Here's the amici brief we filed today in a fascinating case we told you about recently.
The core issue in Brott v. United States, No. 16-1466, which is currently being briefed in the Sixth Circuit, is whether plaintiffs who allege the United States took their property in a rails-to-trails case can only bring their lawsuit for just compensation in the Court of Federal Claims. They filed suit in a U.S. District Court, and the case was dismissed for lack of jurisdiction.
Our brief, filed on behalf of the National Association of Reversionary Property Owners, the Property Rights Foundation of America, the Pioneer Institute, and Professor Shelley Ross Saxer, supports the property owners' arguments that they are entitled to file the case in an Article III court. The owners' brief covers the issues very well, and we didn't repeat their arguments.
Rather, we covered a somewhat forgotten decision from the U.S. Supreme Court which we've mentioned here before, the case in which the Court held that the federal government had wrongly taken what is now Arlington National Cemetery from its owners, Robert E. and Mary Lee.
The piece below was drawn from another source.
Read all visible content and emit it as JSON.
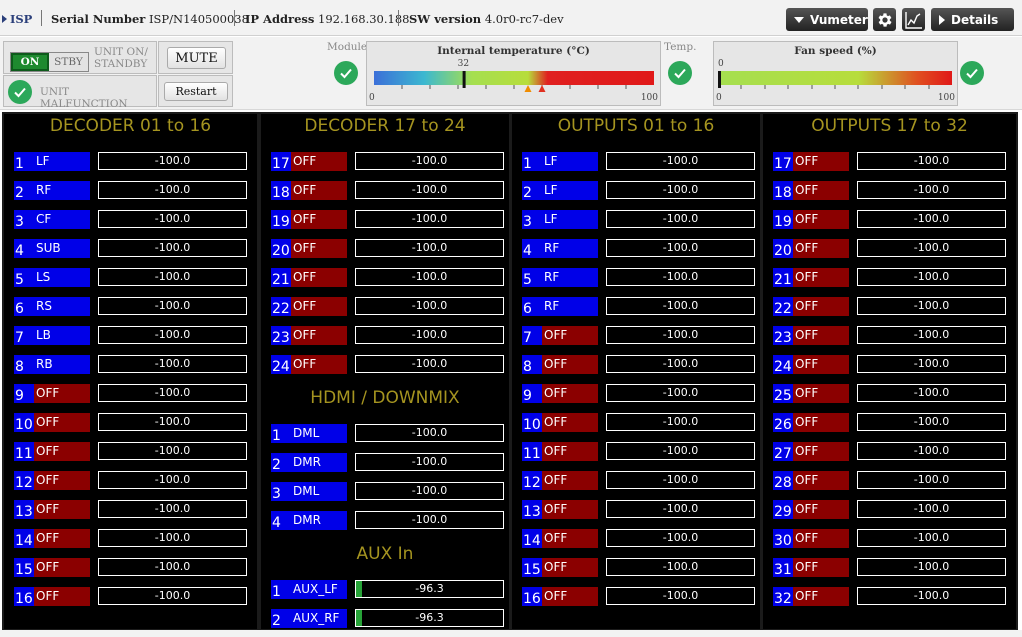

Here's the Introduction, to give you a better feel for our brief:
The story of how the Arlington, Virginia, private estate of General Robert E. Lee became Arlington National Cemetery—where more than 300,000 of our Nation’s honored dead, including presidents, generals, and privates have earned their final rest in its 624 acres—is at the center of this case.The Lee case is a great read because in rejecting the English notion of sovereign immunity, the majority contrasted the American system with theirs, and concluded that because we don't have kings, we don't have "sovereign immunity" especially in takings cases. The opinion, plus the book about the case are both highly recommended.
In United States v. Lee, [106 U.S. 196 (1882)] the U.S. Supreme Court considered and resolved the issues central to the present case: the Court held that Lee’s heir was entitled—after a jury trial in an Article III court—to ownership of the property. The Court affirmed that in our system—unlike those in which kings rule over subjects—the federal government could be sued in its own courts, and that the government had violated Lee’s due process rights and had taken Arlington without compensation. The opinion may have been rendered 134 years ago, but the principles which the Court enunciated on sovereign immunity, the independent federal judiciary, and the Fifth Amendment, are still highly relevant today. Our brief details the Lee case and its applicability here.
Other amicus briefs have been filed, and we'll post those separately.